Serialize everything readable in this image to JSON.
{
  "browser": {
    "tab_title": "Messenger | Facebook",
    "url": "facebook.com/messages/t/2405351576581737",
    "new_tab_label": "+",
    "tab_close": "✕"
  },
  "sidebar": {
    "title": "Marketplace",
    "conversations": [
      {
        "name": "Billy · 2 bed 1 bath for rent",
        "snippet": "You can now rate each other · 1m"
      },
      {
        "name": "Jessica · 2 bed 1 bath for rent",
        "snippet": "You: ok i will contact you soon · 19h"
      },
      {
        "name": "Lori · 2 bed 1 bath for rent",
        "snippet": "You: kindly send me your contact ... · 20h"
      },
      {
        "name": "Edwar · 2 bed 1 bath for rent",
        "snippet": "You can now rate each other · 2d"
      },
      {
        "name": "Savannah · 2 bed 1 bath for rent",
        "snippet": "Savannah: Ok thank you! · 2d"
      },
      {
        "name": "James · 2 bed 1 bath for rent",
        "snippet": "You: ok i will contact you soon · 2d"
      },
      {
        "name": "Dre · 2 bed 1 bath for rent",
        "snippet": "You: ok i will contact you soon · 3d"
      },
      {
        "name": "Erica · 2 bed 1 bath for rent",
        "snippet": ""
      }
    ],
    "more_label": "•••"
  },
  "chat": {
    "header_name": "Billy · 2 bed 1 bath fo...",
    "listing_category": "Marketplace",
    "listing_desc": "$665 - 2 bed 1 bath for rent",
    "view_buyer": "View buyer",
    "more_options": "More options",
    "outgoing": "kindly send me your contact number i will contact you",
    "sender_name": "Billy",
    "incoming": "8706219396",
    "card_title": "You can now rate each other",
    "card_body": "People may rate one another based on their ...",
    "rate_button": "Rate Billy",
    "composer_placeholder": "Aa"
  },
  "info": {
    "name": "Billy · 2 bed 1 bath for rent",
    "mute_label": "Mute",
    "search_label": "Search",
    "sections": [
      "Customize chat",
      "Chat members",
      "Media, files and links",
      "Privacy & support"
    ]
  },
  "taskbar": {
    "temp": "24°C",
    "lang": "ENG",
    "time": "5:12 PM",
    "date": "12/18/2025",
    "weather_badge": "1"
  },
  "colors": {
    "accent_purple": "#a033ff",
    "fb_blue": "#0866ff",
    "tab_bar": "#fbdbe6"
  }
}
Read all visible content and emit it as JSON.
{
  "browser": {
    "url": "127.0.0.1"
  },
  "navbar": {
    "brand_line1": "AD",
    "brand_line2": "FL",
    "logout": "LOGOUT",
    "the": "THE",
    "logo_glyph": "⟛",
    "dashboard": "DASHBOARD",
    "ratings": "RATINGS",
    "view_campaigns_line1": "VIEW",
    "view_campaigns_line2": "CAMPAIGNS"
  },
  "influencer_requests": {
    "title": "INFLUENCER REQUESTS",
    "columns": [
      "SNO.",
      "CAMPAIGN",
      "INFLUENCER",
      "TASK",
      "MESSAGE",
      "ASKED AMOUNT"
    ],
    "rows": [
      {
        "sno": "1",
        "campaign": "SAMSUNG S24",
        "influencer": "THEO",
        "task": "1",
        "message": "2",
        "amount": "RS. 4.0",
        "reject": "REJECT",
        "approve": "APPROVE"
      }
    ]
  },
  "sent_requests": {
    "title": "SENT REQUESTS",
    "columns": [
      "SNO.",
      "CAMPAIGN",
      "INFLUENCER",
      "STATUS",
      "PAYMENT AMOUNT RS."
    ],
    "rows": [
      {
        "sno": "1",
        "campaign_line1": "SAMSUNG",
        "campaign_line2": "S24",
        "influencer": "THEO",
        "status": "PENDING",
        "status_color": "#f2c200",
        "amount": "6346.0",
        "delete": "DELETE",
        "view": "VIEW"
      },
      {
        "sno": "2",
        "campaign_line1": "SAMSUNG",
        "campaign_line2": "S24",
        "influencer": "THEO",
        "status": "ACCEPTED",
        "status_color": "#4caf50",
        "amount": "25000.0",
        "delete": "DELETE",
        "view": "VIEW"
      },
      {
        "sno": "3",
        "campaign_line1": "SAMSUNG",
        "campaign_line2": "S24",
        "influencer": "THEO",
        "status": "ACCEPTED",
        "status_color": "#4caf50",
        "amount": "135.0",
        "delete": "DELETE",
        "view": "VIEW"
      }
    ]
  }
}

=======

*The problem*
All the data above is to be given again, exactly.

*Response box*
Serialize everything readable in this image to JSON.
{
  "browser": {
    "tab_title": "Messenger | Facebook",
    "url": "facebook.com/messages/t/2405351576581737",
    "new_tab_label": "+",
    "tab_close": "✕"
  },
  "sidebar": {
    "title": "Marketplace",
    "conversations": [
      {
        "name": "Billy · 2 bed 1 bath for rent",
        "snippet": "You can now rate each other · 1m"
      },
      {
        "name": "Jessica · 2 bed 1 bath for rent",
        "snippet": "You: ok i will contact you soon · 19h"
      },
      {
        "name": "Lori · 2 bed 1 bath for rent",
        "snippet": "You: kindly send me your contact ... · 20h"
      },
      {
        "name": "Edwar · 2 bed 1 bath for rent",
        "snippet": "You can now rate each other · 2d"
      },
      {
        "name": "Savannah · 2 bed 1 bath for rent",
        "snippet": "Savannah: Ok thank you! · 2d"
      },
      {
        "name": "James · 2 bed 1 bath for rent",
        "snippet": "You: ok i will contact you soon · 2d"
      },
      {
        "name": "Dre · 2 bed 1 bath for rent",
        "snippet": "You: ok i will contact you soon · 3d"
      },
      {
        "name": "Erica · 2 bed 1 bath for rent",
        "snippet": ""
      }
    ],
    "more_label": "•••"
  },
  "chat": {
    "header_name": "Billy · 2 bed 1 bath fo...",
    "listing_category": "Marketplace",
    "listing_desc": "$665 - 2 bed 1 bath for rent",
    "view_buyer": "View buyer",
    "more_options": "More options",
    "outgoing": "kindly send me your contact number i will contact you",
    "sender_name": "Billy",
    "incoming": "8706219396",
    "card_title": "You can now rate each other",
    "card_body": "People may rate one another based on their ...",
    "rate_button": "Rate Billy",
    "composer_placeholder": "Aa"
  },
  "info": {
    "name": "Billy · 2 bed 1 bath for rent",
    "mute_label": "Mute",
    "search_label": "Search",
    "sections": [
      "Customize chat",
      "Chat members",
      "Media, files and links",
      "Privacy & support"
    ]
  },
  "taskbar": {
    "temp": "24°C",
    "lang": "ENG",
    "time": "5:12 PM",
    "date": "12/18/2025",
    "weather_badge": "1"
  },
  "colors": {
    "accent_purple": "#a033ff",
    "fb_blue": "#0866ff",
    "tab_bar": "#fbdbe6"
  }
}
Read all visible content and emit it as JSON.
{
  "browser": {
    "url": "127.0.0.1"
  },
  "navbar": {
    "brand_line1": "AD",
    "brand_line2": "FL",
    "logout": "LOGOUT",
    "the": "THE",
    "logo_glyph": "⟛",
    "dashboard": "DASHBOARD",
    "ratings": "RATINGS",
    "view_campaigns_line1": "VIEW",
    "view_campaigns_line2": "CAMPAIGNS"
  },
  "influencer_requests": {
    "title": "INFLUENCER REQUESTS",
    "columns": [
      "SNO.",
      "CAMPAIGN",
      "INFLUENCER",
      "TASK",
      "MESSAGE",
      "ASKED AMOUNT"
    ],
    "rows": [
      {
        "sno": "1",
        "campaign": "SAMSUNG S24",
        "influencer": "THEO",
        "task": "1",
        "message": "2",
        "amount": "RS. 4.0",
        "reject": "REJECT",
        "approve": "APPROVE"
      }
    ]
  },
  "sent_requests": {
    "title": "SENT REQUESTS",
    "columns": [
      "SNO.",
      "CAMPAIGN",
      "INFLUENCER",
      "STATUS",
      "PAYMENT AMOUNT RS."
    ],
    "rows": [
      {
        "sno": "1",
        "campaign_line1": "SAMSUNG",
        "campaign_line2": "S24",
        "influencer": "THEO",
        "status": "PENDING",
        "status_color": "#f2c200",
        "amount": "6346.0",
        "delete": "DELETE",
        "view": "VIEW"
      },
      {
        "sno": "2",
        "campaign_line1": "SAMSUNG",
        "campaign_line2": "S24",
        "influencer": "THEO",
        "status": "ACCEPTED",
        "status_color": "#4caf50",
        "amount": "25000.0",
        "delete": "DELETE",
        "view": "VIEW"
      },
      {
        "sno": "3",
        "campaign_line1": "SAMSUNG",
        "campaign_line2": "S24",
        "influencer": "THEO",
        "status": "ACCEPTED",
        "status_color": "#4caf50",
        "amount": "135.0",
        "delete": "DELETE",
        "view": "VIEW"
      }
    ]
  }
}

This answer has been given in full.